- Do demons exist and, if they do, can they possess people?
- Can homeopathy cure cancer?
- Is the global flood story of Noah’s ark true?
- Was water ever turned into wine?
- Do auras exist and, if they do, do I have one and does it have a colour?
- Do any gods exist and, if so, do any of them have favourite colours?
- Does the emperor wearing any clothes at all?
- Does life have any intrinsic purpose beyond that with which we endow it ourselves?
The answers to each of these questions is, as far as it’s been possible to tell, a resounding no. Of course, this is precisely why the original questions could be called “stupid questions” – each of them is simply the wrong question.
Even if these questions are asked in earnest search of enlightenment, direct answers will always fall short because they don’t deal with the initial stumbling block of that rotten underlying assumption. Without the presence of mind or, sometimes, the courage to question bad assumptions that have become accepted, the advancement of knowledge will remain obstructed.
History is full of such stories. For many centuries it was assumed that the Sun and other celestial bodies all orbited the Earth; we were the uncontested centre of the Universe. It wasn’t until the time of Nicolaus Copernicus that this assumption was properly questioned and, ultimately, shown to be false. There was some 1 400 years between the time of Ptolemy, who presented his version of the geocentric (centred about the Earth) system in the 2nd century AD, and the time of Copernicus, who put forth the heliocentric (centred about the Sun) system in the 16th century.
Surely though, in this modern post-scientific revolution era, one would think society had moved past such terrible assumptions? I’m afraid that’s not the case at all. For example, many universities (which one might hope and reasonably expect would be at the forefront of humanity’s search for knowledge) offer degrees in theology.
What’s wrong with theology?
Unlike the arts, which have their own legitimate place in these institutes, theology is a discipline that claims to share science’s aspiration of endeavouring to search for truth. This is both a bold claim and a noble aspiration, but how does the field live up to it?

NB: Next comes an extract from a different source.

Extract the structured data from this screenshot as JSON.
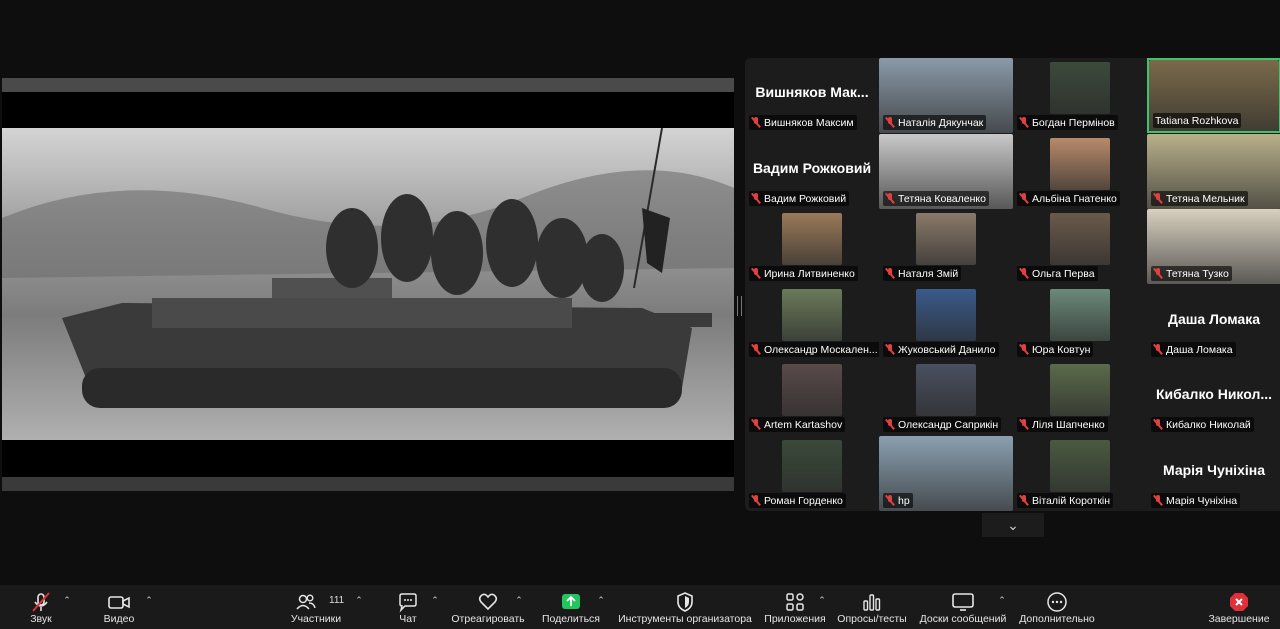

Theology attempts its search for knowledge by “studying” religion. The main methods it employs, at least for theology in Abrahamic religions, are essentially thinking about God and analysing scripture.
Where science attempts to learn about reality by looking at reality, theology attempts to learn about reality by looking at God. The assumption underlying the scientific method here is fairly sound: reality exists and can be observed. Theology, though? The assumption upon which theology must be based is that their god exists and can be observed, yet this has never been shown to be true.
Theology, in contrast with science and precisely because of the assumptions underlying the entire field, has never – not once in the entire history of humanity – advanced our knowledge of reality.
The branch of philosophy dealing with asking and attempting to answer stupid questions based on religious assumptions.
Unfortunately, society is filled with bad assumptions. Once a bad assumption becomes accepted, it can take a long time before anyone dares to properly question it, allowing knowledge to truly progress. We are, all of us, terrible at questioning our assumptions. This is precisely why we must rely on a system as rigorous as the scientific method to further our knowledge of the Universe.
2 thoughts on “Stupid Questions”
Some particularly bad (and deceptive) assumptions that are just begging to be properly challenged include common misconceptions such as “science makes theology redundant” and “The Christian worldview undermines the scientific method.” Indeed it is atheism (especially when it contrives self-serving circular and unproven naturalistic assertions) that denies and ignores the very principles pre-supposed by the scientific method in the 1st place.
If I should “question everything”, then logically I must therefore also be sceptical about scepticism. Furthermore “WHY should I question everything?”